_Work to be completed_
Look below and pull out each line with the word "images".

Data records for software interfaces

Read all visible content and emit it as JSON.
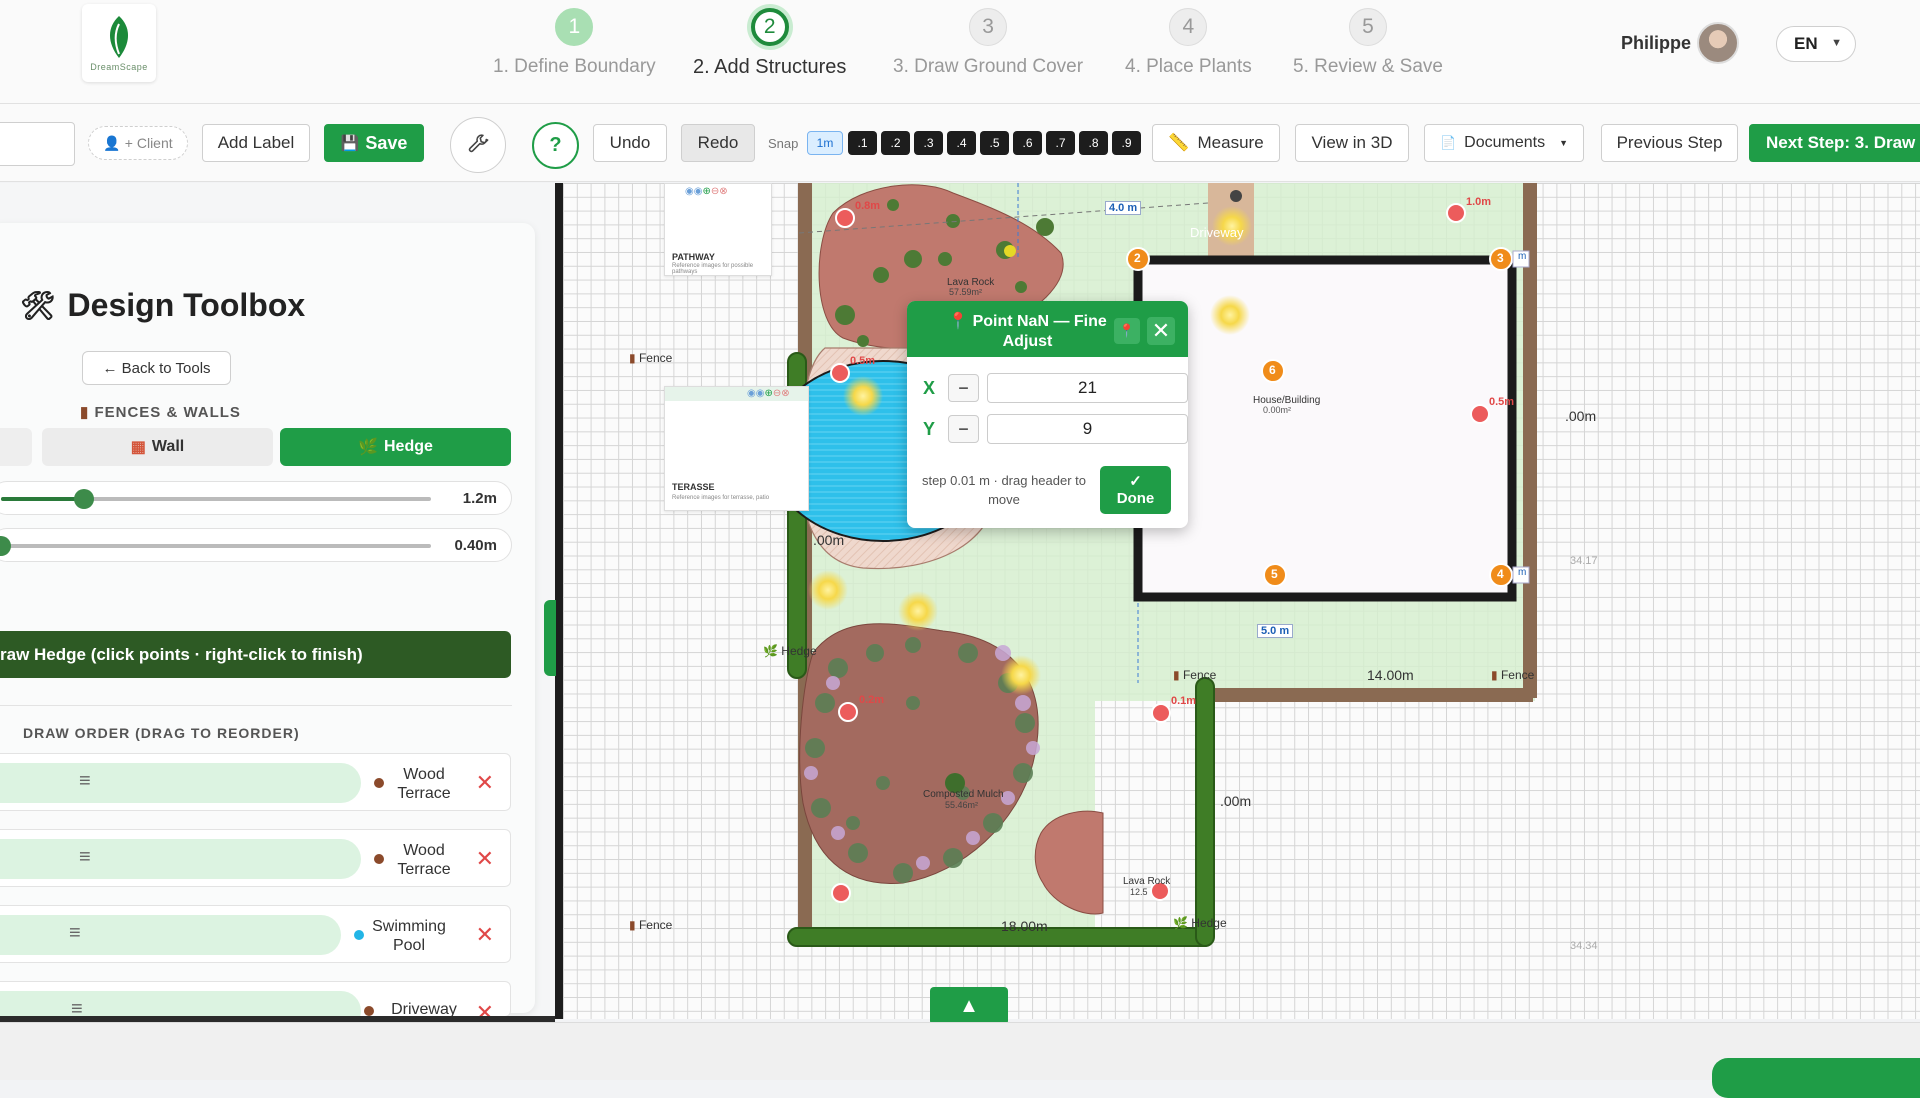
{
  "app": {
    "logo_text": "DreamScape"
  },
  "steps": [
    {
      "number": "1",
      "label": "1. Define Boundary"
    },
    {
      "number": "2",
      "label": "2. Add Structures"
    },
    {
      "number": "3",
      "label": "3. Draw Ground Cover"
    },
    {
      "number": "4",
      "label": "4. Place Plants"
    },
    {
      "number": "5",
      "label": "5. Review & Save"
    }
  ],
  "user": {
    "name": "Philippe",
    "language": "EN"
  },
  "toolbar": {
    "client": "+ Client",
    "add_label": "Add Label",
    "save": "Save",
    "help": "?",
    "undo": "Undo",
    "redo": "Redo",
    "snap_label": "Snap",
    "snap_options": [
      "1m",
      ".1",
      ".2",
      ".3",
      ".4",
      ".5",
      ".6",
      ".7",
      ".8",
      ".9"
    ],
    "measure": "Measure",
    "view3d": "View in 3D",
    "documents": "Documents",
    "previous": "Previous Step",
    "next": "Next Step: 3. Draw"
  },
  "sidebar": {
    "title": "Design Toolbox",
    "back": "← Back to Tools",
    "section": "FENCES & WALLS",
    "options": {
      "wall": "Wall",
      "hedge": "Hedge"
    },
    "height_value": "1.2m",
    "width_value": "0.40m",
    "draw_button": "raw Hedge (click points · right-click to finish)",
    "draw_order_title": "DRAW ORDER (DRAG TO REORDER)",
    "order_items": [
      {
        "name": "Wood Terrace",
        "color": "#8b4a2b"
      },
      {
        "name": "Wood Terrace",
        "color": "#8b4a2b"
      },
      {
        "name": "Swimming Pool",
        "color": "#22b5e6"
      },
      {
        "name": "Driveway",
        "color": "#8b4a2b"
      }
    ]
  },
  "canvas": {
    "labels": {
      "dim_4m": "4.0 m",
      "dim_5m": "5.0 m",
      "dim_14m": "14.00m",
      "dim_10m_a": ".00m",
      "dim_10m_b": ".00m",
      "dim_10m_c": ".00m",
      "dim_18m": "18.00m",
      "house": "House/Building",
      "house_area": "0.00m²",
      "lava_rock": "Lava Rock",
      "lava_rock_area": "57.59m²",
      "lava_rock_small": "Lava Rock",
      "lava_rock_small_area": "12.5",
      "mulch": "Composted Mulch",
      "mulch_area": "55.46m²",
      "driveway": "Driveway",
      "fence_1": "Fence",
      "fence_2": "Fence",
      "fence_3": "Fence",
      "fence_4": "Fence",
      "hedge_1": "Hedge",
      "hedge_2": "Hedge",
      "coord_1": "34.17",
      "coord_2": "34.34",
      "m_tag_1": "m",
      "m_tag_2": "m",
      "red_1": "0.8m",
      "red_2": "1.0m",
      "red_3": "0.5m",
      "red_4": "0.5m",
      "red_5": "0.2m",
      "red_6": "0.1m"
    },
    "points": [
      "2",
      "3",
      "4",
      "5",
      "6"
    ],
    "ref_cards": [
      {
        "title": "PATHWAY",
        "subtitle": "Reference images for possible pathways"
      },
      {
        "title": "TERASSE",
        "subtitle": "Reference images for terrasse, patio"
      }
    ]
  },
  "popup": {
    "title": "Point NaN — Fine Adjust",
    "x_label": "X",
    "y_label": "Y",
    "x_value": "21",
    "y_value": "9",
    "hint": "step 0.01 m · drag header to move",
    "done": "Done"
  }
}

_Answer area_
        "subtitle": "Reference images for possible pathways"
        "subtitle": "Reference images for terrasse, patio"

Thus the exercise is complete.